In the war against their customers, the RIAA has declared victory. The CEO of the mouthpiece for the recording industry says that the problem with illegal downloads has been “contained”.
Of course, this doesn’t mean that their members are ending efforts to make consumers pay every time users want to listen to the music they’ve purchased on a different device.
Such as the language recently planted deep in the text of a new copyright “reform” act which would, in essence, allow a copyright holder to charge for every “instance” of a digital file.
This license specifically includes and treats as license-able “incidental reproductions…including cached, network, and RAM buffer reproductions.”
What’s more, the act creates a second, royalty-free compulsory license that applies to incidental copies for noninteractive streaming, subject to an important condition: the music service may not take “affirmative steps to authorize, enable, cause, or induce the making of reproductions of music works by or for end-users.” Like the PERFORM Act, this would erode lawful home recording.
The language used in laws like this is a big pile of legalese to the average consumer and most won’t probably won’t understand that their rights are being diminished until it’s too late.
But that’s the way the big media companies work.
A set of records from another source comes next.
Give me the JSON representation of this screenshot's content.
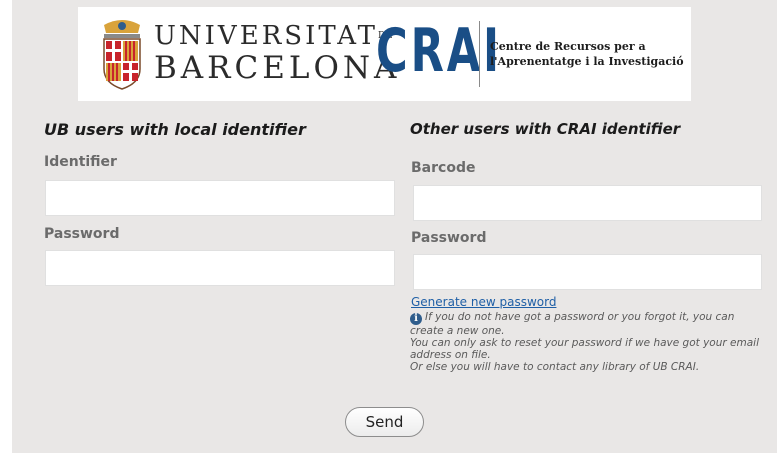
{
  "header": {
    "university_line1": "UNIVERSITAT",
    "university_de": "DE",
    "university_line2": "BARCELONA",
    "crai_logo": "CRAI",
    "crai_line1": "Centre de Recursos per a",
    "crai_line2": "l'Aprenentatge i la Investigació"
  },
  "left_column": {
    "title": "UB users with local identifier",
    "identifier_label": "Identifier",
    "identifier_value": "",
    "password_label": "Password",
    "password_value": ""
  },
  "right_column": {
    "title": "Other users with CRAI identifier",
    "barcode_label": "Barcode",
    "barcode_value": "",
    "password_label": "Password",
    "password_value": "",
    "generate_link": "Generate new password",
    "help_icon": "info-icon",
    "help_line1": "If you do not have got a password or you forgot it, you can create a new one.",
    "help_line2": "You can only ask to reset your password if we have got your email address on file.",
    "help_line3": "Or else you will have to contact any library of UB CRAI."
  },
  "actions": {
    "send_label": "Send"
  },
  "colors": {
    "panel_bg": "#e9e7e6",
    "crai_blue": "#1a4e86",
    "link": "#1f5fa6",
    "crest_red": "#c8242b",
    "crest_gold": "#d9a33b"
  }
}
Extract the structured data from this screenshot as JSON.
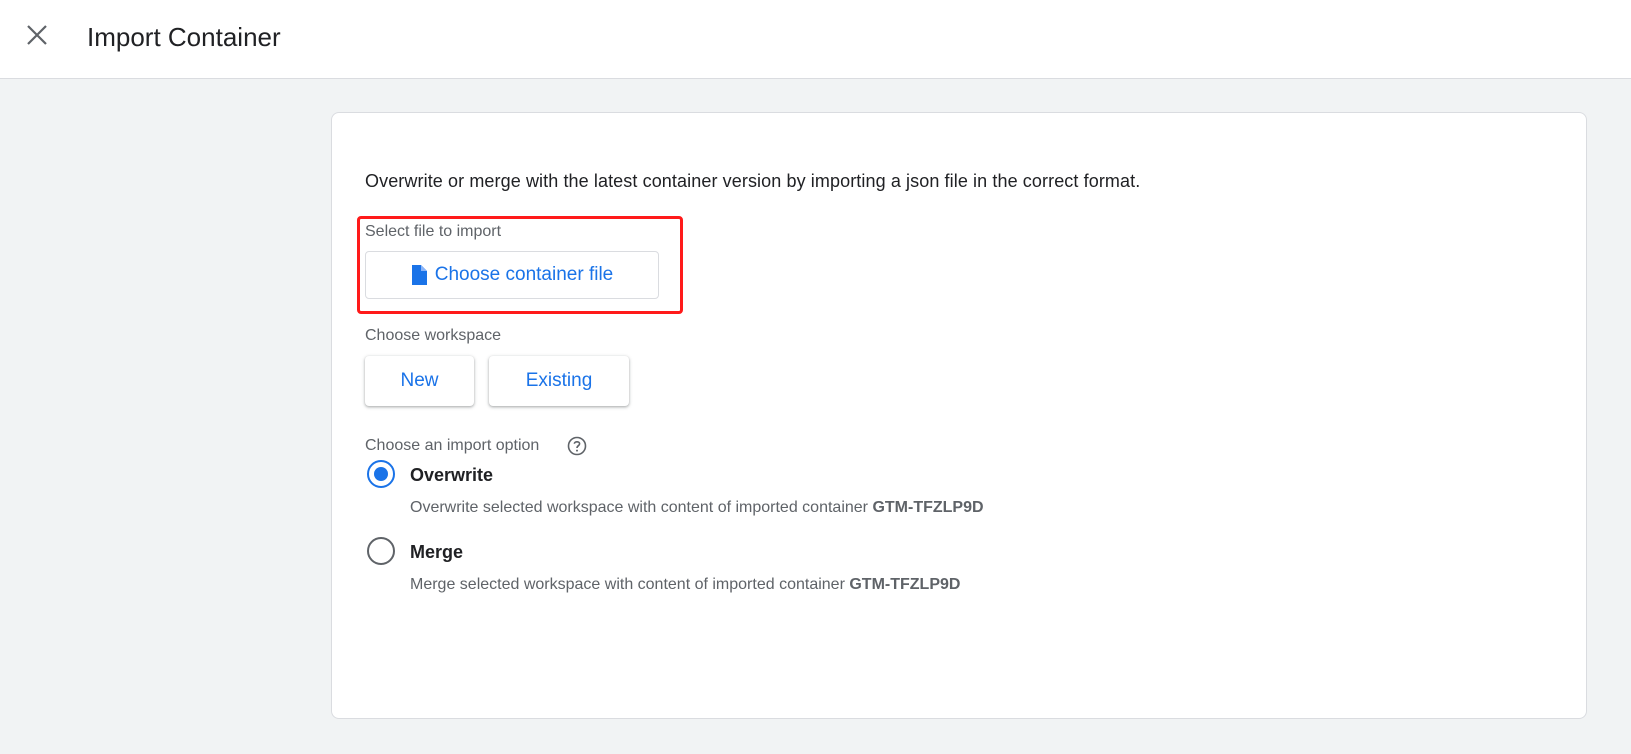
{
  "header": {
    "title": "Import Container",
    "close_icon": "close-icon"
  },
  "main": {
    "intro_text": "Overwrite or merge with the latest container version by importing a json file in the correct format.",
    "file_section": {
      "label": "Select file to import",
      "button_label": "Choose container file",
      "button_icon": "document-icon"
    },
    "workspace_section": {
      "label": "Choose workspace",
      "buttons": [
        "New",
        "Existing"
      ]
    },
    "import_option_section": {
      "label": "Choose an import option",
      "help_icon": "help-icon",
      "options": [
        {
          "title": "Overwrite",
          "description": "Overwrite selected workspace with content of imported container",
          "container_id": "GTM-TFZLP9D",
          "selected": true
        },
        {
          "title": "Merge",
          "description": "Merge selected workspace with content of imported container",
          "container_id": "GTM-TFZLP9D",
          "selected": false
        }
      ]
    }
  },
  "colors": {
    "accent": "#1a73e8",
    "highlight": "#ff1a1a",
    "background": "#f1f3f4"
  }
}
Chip a little off at a time until either the concept of fair use is gone or there are no legal ways of exercising them.